Completing the package
The project prepares
for first oil
By August 2014, the project team had completed nearly all of the topsides engineering work, but the work that remained was still daunting. The FPS was still in Kiewit’s yard as
technicians checked the critical systems
required to earn the U.S. Coast Guard’s
approval to take the new vessel out to sea
for the first time. As the FPS was nearing
completion, a small fleet of ships and barges
were busy in the field, installing the rest of the
Three separate subsea systems, each with
the capacity to support eight wells, feed all of
their produced fluids to the Delta House FPS.
Equipment on the seabed is linked by a fiber-
optic communication system, and each well
has its own multiphase meter.
“Both of those are unique for us,” says Bruce
Cooley, who managed the susbsea installations.
“Using fiber-optics instead of copper wire

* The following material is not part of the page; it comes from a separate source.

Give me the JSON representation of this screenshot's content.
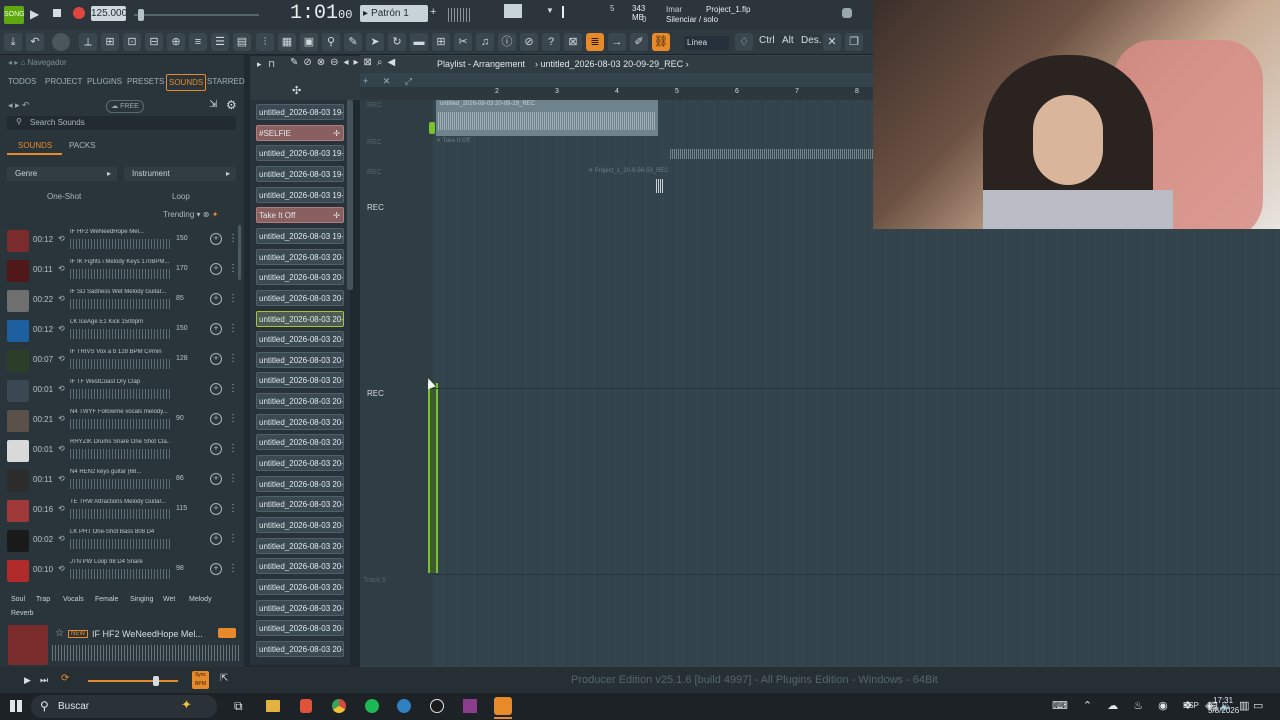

greatly improves the equipment response time.
Where the old system might take 30 seconds to
transmit some data, the fiber-optic system is
The use of multiphase meters gives reservoir
engineers the chance to monitor what each
well is producing. As fluids come from the well,
engineers at LLOG offices can see how much
of it is water, gas and oil. In addition, downhole
pressure and temperature sensors in each well
update their readings every few seconds.
One feature of the Delta House subsea system
is that all of the production lines are looped.
Looped lines give operators the ability, in the Bruce Cooley, vice president facilities.